On Tuesday, Iranian President Hassan Rouhani spoke to the United Nations General Assembly. Congressman Randy Weber (R-Friendswood), Member of the House Foreign Affairs Middle East and North Africa Subcommittee, made the following statement:
"While President Rouhani was very charismatic and well spoken, it is important that his words be backed by formative actions. His charm offensive has done nothing to slow the centrifuges spinning away back home. In spite of the release of 11 political prisoners today, hundreds more, including Amir Hekmati, remain in jail and face the continued threat of public hangings. It is no secret that President Rouhani is a well-seasoned diplomat and has consistently shown a knack for saying one thing while doing another.
I remain skeptical of President Rouhani's diplomatic words largely based on the simple fact that the Supreme Leader Ayatollah Ali Khamenei is really the one in control. It is the Supreme Leader who will have the final say on whether or not Iran will truly dismantle their nuclear program. It is the Supreme Leader's decision whether or not to put an end to their human rights abuses, and their attacks on Iranian opposition members both within Iran and elsewhere like in Camps Ashraf and Liberty. And, it is the Supreme Leader who controls their endless support via weapons, training, manpower and funds to terrorists' regimes that seek to harm the United States and our allies. The very fact that President Rouhani refused recently to acknowledge the Holocaust or to disavow the previous Administration's stated desire to "wipe Israel off the map," is an indication of either a lack of power or an admission that he agrees with his predecessor and Supreme Leader on these issues.

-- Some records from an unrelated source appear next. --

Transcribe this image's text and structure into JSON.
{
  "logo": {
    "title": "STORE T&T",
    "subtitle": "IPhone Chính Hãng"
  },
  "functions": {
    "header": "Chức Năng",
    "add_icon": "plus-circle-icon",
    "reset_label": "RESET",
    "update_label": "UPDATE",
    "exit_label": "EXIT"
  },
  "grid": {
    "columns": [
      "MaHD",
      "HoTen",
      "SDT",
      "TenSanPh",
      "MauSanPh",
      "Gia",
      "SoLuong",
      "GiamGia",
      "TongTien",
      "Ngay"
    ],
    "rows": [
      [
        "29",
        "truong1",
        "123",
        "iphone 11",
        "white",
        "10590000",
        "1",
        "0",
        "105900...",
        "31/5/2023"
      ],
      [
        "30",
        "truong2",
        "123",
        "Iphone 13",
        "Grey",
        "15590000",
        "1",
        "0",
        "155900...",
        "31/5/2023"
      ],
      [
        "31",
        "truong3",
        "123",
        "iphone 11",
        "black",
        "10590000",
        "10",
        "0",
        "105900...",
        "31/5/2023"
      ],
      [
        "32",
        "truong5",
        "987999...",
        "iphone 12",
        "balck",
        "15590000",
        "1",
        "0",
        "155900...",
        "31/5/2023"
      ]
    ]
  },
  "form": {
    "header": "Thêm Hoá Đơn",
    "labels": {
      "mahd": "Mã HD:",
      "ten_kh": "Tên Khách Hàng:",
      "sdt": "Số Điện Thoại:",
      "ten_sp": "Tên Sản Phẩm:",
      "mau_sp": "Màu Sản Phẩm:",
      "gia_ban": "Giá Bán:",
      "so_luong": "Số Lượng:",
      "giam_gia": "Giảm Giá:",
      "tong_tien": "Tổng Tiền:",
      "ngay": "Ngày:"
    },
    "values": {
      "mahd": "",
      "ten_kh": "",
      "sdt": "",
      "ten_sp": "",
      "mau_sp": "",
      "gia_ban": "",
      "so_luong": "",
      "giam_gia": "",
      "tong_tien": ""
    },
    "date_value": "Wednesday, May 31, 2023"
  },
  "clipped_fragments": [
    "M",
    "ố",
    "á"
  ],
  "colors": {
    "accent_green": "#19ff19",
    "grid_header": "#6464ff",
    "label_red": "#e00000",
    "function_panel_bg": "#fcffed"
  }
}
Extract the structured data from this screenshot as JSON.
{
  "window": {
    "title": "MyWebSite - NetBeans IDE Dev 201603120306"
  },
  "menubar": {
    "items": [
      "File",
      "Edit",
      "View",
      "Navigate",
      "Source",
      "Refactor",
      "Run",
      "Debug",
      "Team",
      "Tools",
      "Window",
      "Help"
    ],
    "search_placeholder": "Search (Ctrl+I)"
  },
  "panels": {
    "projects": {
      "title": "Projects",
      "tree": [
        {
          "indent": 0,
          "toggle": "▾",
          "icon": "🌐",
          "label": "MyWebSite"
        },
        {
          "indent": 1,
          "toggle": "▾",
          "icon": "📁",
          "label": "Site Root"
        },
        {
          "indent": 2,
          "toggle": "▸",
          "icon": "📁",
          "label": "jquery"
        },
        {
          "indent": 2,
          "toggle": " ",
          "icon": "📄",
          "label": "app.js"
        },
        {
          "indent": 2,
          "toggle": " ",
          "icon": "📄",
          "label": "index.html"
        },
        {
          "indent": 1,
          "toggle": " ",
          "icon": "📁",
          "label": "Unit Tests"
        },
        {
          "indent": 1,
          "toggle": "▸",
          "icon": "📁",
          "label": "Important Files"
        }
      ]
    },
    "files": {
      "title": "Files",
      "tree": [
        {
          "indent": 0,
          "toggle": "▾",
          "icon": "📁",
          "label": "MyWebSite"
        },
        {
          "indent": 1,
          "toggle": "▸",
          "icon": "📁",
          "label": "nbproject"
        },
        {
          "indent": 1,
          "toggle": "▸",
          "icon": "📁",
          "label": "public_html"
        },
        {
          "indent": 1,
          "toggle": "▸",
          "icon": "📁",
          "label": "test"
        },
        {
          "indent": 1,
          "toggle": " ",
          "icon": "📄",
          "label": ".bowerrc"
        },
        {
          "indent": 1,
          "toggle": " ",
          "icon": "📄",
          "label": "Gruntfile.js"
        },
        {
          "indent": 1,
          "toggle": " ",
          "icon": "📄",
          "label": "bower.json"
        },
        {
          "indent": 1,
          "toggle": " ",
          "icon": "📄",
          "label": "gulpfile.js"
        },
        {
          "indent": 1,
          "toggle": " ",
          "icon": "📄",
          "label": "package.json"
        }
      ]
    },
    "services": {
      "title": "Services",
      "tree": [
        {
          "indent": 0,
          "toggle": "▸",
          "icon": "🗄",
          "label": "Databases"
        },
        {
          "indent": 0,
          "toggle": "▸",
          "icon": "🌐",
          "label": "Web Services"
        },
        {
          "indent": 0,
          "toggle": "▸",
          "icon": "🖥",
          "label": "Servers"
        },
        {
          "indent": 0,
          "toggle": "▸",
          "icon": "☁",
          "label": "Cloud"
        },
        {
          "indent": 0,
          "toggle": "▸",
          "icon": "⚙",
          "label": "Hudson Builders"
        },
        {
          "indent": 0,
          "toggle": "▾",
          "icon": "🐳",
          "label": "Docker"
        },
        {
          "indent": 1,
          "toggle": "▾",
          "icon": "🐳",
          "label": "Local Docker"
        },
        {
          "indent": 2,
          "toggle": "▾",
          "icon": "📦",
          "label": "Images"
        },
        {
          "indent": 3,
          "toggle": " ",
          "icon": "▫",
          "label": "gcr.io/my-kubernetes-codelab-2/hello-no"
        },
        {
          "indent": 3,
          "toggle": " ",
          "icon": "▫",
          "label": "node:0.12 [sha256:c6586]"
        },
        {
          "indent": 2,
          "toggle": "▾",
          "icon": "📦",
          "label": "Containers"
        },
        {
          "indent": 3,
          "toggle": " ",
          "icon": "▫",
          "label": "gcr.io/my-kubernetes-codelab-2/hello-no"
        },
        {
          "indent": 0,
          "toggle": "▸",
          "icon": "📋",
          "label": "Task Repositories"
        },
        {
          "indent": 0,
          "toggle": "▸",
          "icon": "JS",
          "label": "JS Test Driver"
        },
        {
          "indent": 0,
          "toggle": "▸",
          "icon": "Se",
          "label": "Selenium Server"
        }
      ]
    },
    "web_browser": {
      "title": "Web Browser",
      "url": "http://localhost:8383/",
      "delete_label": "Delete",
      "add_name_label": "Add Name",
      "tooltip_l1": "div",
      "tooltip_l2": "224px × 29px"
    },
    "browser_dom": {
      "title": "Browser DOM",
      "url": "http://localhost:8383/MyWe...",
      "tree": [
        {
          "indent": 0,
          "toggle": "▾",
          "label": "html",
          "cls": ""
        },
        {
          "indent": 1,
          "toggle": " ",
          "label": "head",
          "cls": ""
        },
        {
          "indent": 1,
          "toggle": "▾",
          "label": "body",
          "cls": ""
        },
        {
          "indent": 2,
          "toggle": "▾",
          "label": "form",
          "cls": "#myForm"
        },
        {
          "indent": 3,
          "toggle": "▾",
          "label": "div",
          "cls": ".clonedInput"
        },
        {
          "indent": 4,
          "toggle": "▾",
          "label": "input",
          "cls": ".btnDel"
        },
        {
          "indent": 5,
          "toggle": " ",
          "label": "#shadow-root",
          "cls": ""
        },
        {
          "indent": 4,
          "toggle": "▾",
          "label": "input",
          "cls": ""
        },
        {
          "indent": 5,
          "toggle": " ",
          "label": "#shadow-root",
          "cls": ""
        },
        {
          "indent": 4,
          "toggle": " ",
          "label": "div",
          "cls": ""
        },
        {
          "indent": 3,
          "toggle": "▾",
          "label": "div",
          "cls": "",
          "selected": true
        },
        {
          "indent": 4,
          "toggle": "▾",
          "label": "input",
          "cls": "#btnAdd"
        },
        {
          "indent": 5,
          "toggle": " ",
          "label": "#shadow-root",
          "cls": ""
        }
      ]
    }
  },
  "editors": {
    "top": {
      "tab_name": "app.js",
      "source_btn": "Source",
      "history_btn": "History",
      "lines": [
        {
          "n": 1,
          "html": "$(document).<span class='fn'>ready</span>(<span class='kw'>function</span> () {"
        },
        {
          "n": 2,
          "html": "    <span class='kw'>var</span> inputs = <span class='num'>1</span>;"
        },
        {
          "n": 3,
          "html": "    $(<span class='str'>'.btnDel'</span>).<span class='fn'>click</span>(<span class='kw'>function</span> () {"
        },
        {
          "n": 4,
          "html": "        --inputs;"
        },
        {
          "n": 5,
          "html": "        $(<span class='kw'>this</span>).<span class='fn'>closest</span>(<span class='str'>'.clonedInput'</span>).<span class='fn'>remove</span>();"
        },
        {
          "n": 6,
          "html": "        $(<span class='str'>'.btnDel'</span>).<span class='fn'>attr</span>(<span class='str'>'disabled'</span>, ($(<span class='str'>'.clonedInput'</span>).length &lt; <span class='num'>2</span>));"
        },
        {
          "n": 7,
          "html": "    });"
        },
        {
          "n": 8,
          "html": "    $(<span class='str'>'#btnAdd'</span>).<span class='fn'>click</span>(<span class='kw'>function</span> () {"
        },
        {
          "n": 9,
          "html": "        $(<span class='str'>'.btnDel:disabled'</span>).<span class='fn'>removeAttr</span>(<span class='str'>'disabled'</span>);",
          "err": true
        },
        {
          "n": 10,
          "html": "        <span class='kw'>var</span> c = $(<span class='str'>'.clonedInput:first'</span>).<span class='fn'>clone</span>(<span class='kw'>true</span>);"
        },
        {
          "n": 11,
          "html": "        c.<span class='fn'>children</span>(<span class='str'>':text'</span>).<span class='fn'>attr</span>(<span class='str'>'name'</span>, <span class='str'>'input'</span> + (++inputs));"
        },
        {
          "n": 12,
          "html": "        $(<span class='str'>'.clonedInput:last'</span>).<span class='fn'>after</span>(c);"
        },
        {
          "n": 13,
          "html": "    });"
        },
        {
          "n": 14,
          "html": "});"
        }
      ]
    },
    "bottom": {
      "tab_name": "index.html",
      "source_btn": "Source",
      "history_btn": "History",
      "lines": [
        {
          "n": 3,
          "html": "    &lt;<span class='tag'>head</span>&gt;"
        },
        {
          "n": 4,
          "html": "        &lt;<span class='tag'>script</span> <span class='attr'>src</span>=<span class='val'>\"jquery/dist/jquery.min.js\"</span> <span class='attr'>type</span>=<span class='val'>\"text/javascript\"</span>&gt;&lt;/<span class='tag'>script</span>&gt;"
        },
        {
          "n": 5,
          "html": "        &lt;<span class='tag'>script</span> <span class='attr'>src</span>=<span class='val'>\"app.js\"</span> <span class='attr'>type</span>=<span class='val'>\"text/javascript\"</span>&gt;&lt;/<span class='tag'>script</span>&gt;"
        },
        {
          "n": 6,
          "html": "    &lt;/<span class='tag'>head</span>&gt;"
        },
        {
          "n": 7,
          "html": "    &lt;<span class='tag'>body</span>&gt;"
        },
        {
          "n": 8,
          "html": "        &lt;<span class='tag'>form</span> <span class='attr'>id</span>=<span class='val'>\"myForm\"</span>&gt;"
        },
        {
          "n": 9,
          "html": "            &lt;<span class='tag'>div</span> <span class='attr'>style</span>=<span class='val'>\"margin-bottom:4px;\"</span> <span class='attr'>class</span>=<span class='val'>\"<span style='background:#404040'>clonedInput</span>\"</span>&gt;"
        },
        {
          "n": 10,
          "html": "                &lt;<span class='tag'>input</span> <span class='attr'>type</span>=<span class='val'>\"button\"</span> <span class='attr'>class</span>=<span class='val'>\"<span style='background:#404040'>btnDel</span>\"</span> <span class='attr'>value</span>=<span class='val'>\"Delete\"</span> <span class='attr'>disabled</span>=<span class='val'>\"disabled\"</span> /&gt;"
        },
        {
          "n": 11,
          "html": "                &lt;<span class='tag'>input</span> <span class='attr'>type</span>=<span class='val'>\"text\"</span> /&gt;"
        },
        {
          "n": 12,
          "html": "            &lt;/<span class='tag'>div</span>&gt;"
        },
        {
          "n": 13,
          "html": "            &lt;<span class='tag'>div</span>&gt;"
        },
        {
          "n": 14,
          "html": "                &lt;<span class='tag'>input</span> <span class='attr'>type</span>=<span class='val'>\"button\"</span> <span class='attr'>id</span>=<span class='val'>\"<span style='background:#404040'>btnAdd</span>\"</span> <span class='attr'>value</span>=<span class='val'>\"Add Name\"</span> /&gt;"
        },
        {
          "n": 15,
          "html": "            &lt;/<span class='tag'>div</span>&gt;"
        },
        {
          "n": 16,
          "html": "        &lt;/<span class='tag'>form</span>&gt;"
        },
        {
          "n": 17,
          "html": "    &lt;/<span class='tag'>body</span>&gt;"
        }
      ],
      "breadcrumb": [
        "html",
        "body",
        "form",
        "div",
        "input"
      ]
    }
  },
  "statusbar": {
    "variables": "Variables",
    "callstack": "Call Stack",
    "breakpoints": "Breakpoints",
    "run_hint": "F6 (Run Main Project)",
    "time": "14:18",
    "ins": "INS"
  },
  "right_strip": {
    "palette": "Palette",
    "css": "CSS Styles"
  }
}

We have seen this diplomatic strategy before with North Korea, and they are now a nuclear power. It is time for us to learn from the past, and prevent Iran from achieving the same victory as North Korea. President Rouhani has only presented words, while demanding we adhere to his preconditions for dialogue. Until Iran produces constructive progress and tangible results indicating the termination of their nuclear program and ambitions, I will remain cautious. In the meantime, I will stand with my colleagues in the House who overwhelmingly voted in favor of the Nuclear Iran Prevention Act (H.R. 850), and encourage my colleagues in the Senate to do the same. "